Originally built in the 1960s, the Charles E. Young Research Library has been a staple for many students at UCLA. The library recent received an well-deserved facelift, undergoing numerous landmark renovations. Led by Perkins+Will, the library's renovations focused in on significant improvements across the board, including energy efficiency, technology, functionality and use of space. The LEED Gold targeted overhaul brought more natural daylight into the space, improved the study areas, increased collaborative work spaces, and made the library more flexible for the future modifications.
UCLA’s Charles E. Young Library was originally designed by A. Quincy Jones and Frederick E. Emmons in the 60s, but after the turn of the century had become outdated. Rather than tearing it down and building a new one, the university decided to renovate the structure, tasking Perkins+Will to ensure its usefulness in the future.
“Guided by the themes of discovery, journey and collaboration, we developed these new spaces to support pedagogy and research both now and into the future,” said UCLA University Librarian Gary E. Strong in a press release. “Academic research libraries are no longer defined by their physical collections, and this redesign reshapes our collection access, services, and facilities to support our users throughout their academic and professional careers.”
In accordance with University of California policy, the renovations adhered to green building principles established by the USGBC and the renovation is expected to receive a LEED Gold certification for Commercial Interiors 2.0. The renovation firstly improved the spaces within to create better private study areas, collaborative rooms, improve the technology and digital systems for the library’s use and improve the overall aesthetic to make the space feel more welcoming. Perkins+Will also opened up the building to fill the interior with more natural daylight and reduce potable water usage.
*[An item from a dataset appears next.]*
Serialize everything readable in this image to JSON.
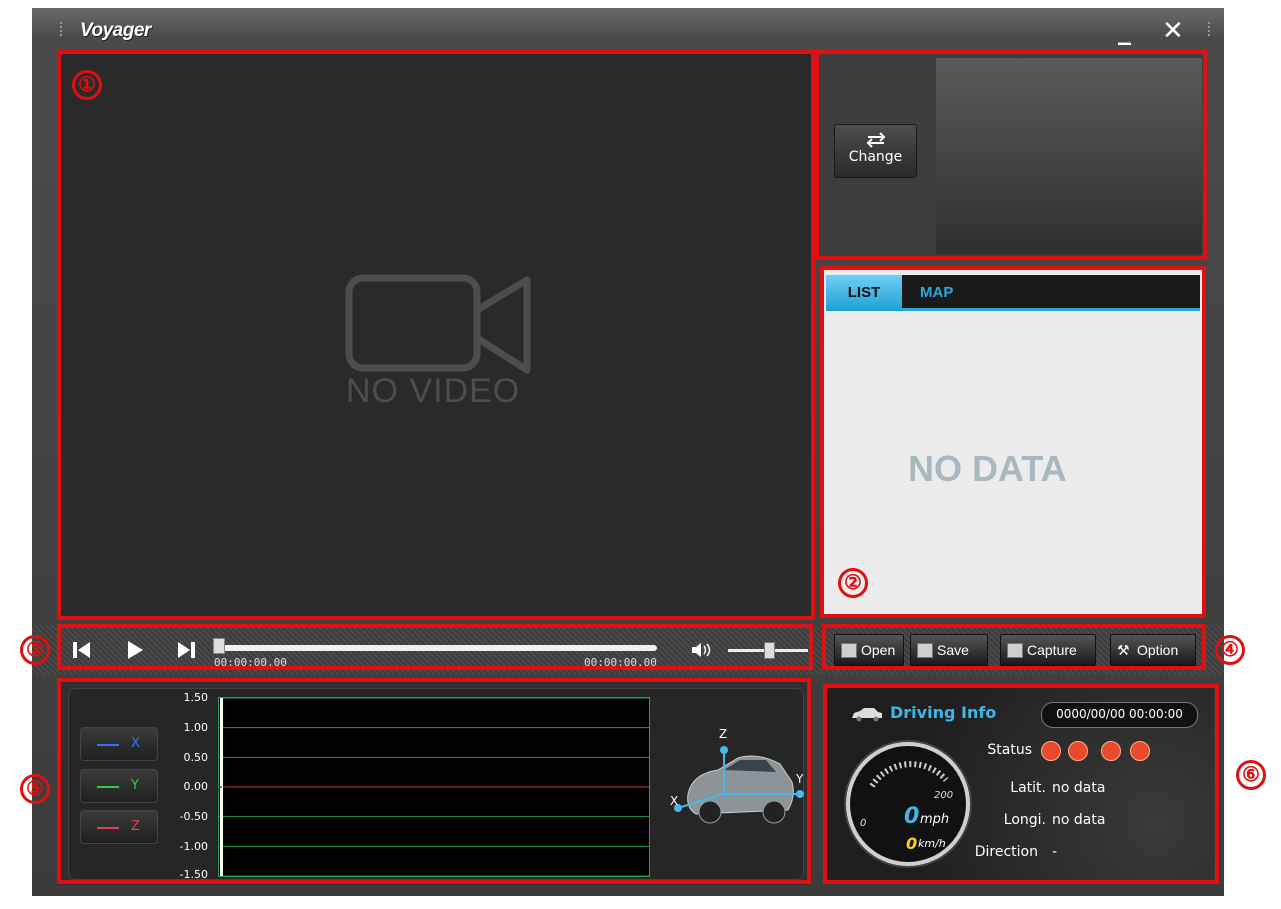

The building receives most its energy via wind power, has 95% Energy Star compliant equipment, boasts a robust recycling program, and during construction it diverted 90% of its waste from landfills.
Since re-opening in the fall of 2011, the library has become much more popular and has seen twice as many visitors as the previous year, before the renovation.